In Memoriam 1942 – 2013 “Roger Ebert loved movies.”


The Danish Girl

The Danish Girl lacks an immediacy and vibrancy, as well as a genuine sense of emotional connection.

Other Reviews
Review Archives

Ballad of Narayama

"The Ballad of Narayama" is a Japanese film of great beauty and elegant artifice, telling a story of startling cruelty. What a space it opens…


Monsieur Hire

Patrice Leconte's "Monsieur Hire" is a tragedy about loneliness and erotomania, told about two solitary people who have nothing else in common. It involves a…

Other Reviews
Great Movie Archives
Other Articles
Festivals & Awards Archives
Other Articles
Channel Archives

Interview with Richard Widmark

The good thing about "Madigan," Richard Widmark said, "is that it's a straight, juicy, hard-boiled cop movie, period.

"I have this kind of nostalgia for crime films," he said. "I think we've about exhausted the fancy angles and trick cigarette lighters. Hollywood developed the crime film almost into an art over the years, and it hurt me to see all that work thrown away on spoofs and put-ons."

Widmark has made a lot of good cop movies during his career, although frequently on the wrong side of the law. In his first film, "Kiss of Death" (1948), he laughed fiendishly and pushed that old lady in a wheelchair down a flight of stairs. Twenty years later, moviegoers still remember that scene.

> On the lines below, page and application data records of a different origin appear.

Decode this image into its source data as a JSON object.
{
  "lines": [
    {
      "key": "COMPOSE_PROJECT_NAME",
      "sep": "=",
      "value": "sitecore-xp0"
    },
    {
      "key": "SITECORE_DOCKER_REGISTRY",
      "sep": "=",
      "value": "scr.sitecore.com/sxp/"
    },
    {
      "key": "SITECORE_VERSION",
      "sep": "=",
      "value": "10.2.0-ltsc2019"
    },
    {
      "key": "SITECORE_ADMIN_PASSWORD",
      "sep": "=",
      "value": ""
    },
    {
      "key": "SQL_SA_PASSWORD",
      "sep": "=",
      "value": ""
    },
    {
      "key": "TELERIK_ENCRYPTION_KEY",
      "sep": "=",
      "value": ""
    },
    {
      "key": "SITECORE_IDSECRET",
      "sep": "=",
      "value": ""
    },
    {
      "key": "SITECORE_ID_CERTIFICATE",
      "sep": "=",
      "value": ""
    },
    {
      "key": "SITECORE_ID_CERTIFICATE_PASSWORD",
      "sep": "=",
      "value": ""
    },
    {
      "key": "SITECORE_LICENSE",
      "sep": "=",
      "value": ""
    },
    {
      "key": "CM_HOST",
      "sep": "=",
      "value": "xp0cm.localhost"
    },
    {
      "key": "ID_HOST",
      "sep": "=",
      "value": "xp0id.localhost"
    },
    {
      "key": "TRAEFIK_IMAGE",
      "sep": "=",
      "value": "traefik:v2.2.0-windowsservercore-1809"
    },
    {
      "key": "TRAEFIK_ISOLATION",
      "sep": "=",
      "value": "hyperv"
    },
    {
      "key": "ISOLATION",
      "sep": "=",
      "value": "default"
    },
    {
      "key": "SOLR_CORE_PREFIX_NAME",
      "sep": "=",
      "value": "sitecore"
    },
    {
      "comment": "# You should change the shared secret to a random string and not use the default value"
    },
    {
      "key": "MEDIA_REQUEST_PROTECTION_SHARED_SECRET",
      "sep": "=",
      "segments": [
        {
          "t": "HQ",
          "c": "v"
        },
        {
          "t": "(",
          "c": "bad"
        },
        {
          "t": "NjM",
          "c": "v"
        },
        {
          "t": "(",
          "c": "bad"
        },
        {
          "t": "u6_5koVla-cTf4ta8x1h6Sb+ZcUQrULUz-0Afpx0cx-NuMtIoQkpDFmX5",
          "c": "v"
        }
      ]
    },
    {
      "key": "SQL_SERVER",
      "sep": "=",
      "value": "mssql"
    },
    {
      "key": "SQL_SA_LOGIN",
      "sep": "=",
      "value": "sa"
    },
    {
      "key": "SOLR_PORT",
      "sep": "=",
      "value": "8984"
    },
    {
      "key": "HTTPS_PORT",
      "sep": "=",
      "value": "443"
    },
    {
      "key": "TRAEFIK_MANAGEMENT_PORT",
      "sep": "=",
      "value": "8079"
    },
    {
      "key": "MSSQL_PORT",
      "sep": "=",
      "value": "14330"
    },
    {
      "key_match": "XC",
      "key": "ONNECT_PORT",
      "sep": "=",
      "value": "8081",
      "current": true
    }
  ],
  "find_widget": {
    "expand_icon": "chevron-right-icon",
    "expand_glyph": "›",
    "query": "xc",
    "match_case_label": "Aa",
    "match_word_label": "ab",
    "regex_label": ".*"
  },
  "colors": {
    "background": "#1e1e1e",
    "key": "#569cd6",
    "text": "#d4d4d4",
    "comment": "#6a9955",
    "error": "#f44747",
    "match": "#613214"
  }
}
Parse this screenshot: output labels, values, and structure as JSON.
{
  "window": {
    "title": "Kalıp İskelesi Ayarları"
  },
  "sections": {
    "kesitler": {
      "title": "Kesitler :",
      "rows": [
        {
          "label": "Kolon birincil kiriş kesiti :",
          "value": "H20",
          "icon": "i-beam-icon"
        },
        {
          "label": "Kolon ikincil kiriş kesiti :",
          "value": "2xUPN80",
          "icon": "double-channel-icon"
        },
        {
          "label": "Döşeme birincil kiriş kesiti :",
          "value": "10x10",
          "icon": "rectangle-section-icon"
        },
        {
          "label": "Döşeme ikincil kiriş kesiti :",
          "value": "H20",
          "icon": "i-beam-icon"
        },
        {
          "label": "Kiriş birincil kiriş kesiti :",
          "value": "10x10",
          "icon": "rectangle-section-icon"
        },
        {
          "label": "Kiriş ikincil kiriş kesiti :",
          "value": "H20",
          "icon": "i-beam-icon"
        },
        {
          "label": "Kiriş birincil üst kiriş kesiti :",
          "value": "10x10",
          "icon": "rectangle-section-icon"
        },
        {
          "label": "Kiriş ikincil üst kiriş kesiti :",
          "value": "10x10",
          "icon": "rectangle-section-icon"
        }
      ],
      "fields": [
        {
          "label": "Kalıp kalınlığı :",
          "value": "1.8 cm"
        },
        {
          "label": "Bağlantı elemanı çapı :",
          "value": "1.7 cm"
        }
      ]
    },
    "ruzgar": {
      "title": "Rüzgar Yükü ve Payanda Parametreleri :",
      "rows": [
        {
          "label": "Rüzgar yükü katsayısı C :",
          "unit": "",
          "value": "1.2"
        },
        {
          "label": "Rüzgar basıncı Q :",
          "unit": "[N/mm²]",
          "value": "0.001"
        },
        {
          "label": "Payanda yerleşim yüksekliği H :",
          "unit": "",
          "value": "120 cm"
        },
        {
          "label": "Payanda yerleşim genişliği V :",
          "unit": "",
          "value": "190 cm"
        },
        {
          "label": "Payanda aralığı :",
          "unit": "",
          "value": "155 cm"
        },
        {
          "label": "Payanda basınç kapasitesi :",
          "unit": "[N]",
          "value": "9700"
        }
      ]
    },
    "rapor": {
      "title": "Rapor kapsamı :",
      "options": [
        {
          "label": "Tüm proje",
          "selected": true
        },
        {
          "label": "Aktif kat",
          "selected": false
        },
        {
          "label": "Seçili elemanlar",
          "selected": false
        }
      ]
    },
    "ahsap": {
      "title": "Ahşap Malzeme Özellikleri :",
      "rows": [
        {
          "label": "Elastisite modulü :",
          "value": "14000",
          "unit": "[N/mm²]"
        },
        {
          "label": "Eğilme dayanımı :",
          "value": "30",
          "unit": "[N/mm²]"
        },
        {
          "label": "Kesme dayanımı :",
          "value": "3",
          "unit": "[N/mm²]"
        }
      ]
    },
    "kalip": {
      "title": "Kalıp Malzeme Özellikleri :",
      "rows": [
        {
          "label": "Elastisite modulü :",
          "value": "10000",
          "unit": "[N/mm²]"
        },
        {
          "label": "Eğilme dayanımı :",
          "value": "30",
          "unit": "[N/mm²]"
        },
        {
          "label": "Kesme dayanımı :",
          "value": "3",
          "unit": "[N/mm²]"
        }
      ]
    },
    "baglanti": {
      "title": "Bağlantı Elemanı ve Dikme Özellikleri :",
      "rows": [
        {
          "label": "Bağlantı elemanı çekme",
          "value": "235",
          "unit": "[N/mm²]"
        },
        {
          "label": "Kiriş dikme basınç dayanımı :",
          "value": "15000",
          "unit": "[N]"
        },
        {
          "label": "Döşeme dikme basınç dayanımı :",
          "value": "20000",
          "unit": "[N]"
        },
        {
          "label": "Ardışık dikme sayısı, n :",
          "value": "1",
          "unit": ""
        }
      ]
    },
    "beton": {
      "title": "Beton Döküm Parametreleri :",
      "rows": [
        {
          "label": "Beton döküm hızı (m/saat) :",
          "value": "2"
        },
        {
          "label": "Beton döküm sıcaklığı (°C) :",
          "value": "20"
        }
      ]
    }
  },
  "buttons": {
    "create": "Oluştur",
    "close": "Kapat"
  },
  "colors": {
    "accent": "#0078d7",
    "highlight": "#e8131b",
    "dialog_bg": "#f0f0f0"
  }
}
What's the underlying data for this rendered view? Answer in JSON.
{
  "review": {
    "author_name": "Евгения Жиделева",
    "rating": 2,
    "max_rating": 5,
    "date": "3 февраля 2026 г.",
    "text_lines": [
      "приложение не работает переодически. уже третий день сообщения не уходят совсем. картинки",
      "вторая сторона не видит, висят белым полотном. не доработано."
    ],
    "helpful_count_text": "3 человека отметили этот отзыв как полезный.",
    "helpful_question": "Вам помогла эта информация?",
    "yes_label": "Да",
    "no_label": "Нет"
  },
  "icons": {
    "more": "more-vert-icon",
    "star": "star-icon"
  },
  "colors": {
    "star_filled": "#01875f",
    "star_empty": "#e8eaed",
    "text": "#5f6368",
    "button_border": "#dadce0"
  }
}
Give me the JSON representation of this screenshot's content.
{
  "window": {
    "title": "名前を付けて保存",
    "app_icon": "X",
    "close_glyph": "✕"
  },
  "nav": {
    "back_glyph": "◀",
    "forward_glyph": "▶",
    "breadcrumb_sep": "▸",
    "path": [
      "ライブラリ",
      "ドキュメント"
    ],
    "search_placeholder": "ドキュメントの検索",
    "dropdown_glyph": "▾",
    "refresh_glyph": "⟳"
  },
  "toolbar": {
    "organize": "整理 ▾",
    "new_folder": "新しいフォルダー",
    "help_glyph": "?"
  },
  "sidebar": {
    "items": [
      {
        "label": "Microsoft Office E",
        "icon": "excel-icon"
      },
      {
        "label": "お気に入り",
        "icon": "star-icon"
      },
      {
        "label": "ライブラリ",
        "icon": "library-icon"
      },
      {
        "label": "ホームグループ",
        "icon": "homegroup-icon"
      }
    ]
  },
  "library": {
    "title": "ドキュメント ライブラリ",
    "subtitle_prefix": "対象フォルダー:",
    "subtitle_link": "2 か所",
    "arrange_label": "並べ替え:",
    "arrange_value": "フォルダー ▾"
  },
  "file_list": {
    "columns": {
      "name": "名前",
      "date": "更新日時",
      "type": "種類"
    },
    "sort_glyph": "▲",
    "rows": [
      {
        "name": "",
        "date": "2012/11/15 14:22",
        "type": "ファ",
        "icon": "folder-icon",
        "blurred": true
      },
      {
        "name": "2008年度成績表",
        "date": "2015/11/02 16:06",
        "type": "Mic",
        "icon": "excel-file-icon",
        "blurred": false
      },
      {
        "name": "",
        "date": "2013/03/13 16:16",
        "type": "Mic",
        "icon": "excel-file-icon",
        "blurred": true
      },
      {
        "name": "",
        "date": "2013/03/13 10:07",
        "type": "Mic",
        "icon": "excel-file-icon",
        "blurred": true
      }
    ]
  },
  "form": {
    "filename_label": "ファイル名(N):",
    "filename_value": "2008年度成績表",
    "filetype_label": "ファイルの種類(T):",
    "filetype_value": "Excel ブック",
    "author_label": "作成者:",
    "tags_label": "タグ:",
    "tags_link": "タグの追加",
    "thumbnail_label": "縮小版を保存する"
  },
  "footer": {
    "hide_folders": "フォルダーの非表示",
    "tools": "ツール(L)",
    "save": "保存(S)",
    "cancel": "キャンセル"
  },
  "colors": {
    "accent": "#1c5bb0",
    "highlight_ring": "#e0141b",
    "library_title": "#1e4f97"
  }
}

His latest, "Madigan," was shot partly on location in New York's Spanish Harlem, where Widmark and Harry Guardino play detectives given 48 hours to catch a killer.

"We got some good realistic scenes, but finally we had to get out," he said. "We have some gunfights near the end of the film and the police were afraid we might inspire the real thing."

How have crime movies changed between "Kiss of Death" and "Madigan"?

"I don't know," Widmark said, "or if I do, I'd better not say. There's something suspicious about a guy who's too articulate about his work. It's like John Ford says about Westerns, he makes them because he enjoys working in the fresh air."

Widmark said his own favorite films include two in which Ford directed him: "Two Rode Together" and "Cheyenne Autumn." "I also remember 'Panic in the Streets,' directed by Elia Kazan, very fondly," he said. "I got into Ford's films rather late, long after he had his stable of performers built up, but I'm glad I got him as a director at all."

Widmark is currently working on "Patch," a Western. "And then I'd like to do another crime movie," he said "I'll probably produce it myself. A realistic movie shot in the streets. You know where I want to shoot it? Chicago."

Popular Blog Posts

Anton Ego and Jesse Eisenberg: some notes on the presumed objectivity of critics

Matt Zoller Seitz reviews and reflects upon Jesse Eisenberg's New Yorker piece about film critics.

Spike Lee’s Oscar: Hollywood Does the Right Thing

An article about Spike Lee's Honorary Oscar at the 2015 AMPAS Governors Awards.

Who do you read? Good Roger, or Bad Roger?

This message came to me from a reader named Peter Svensland. He and a fr...

Reveal Comments
comments powered by Disqus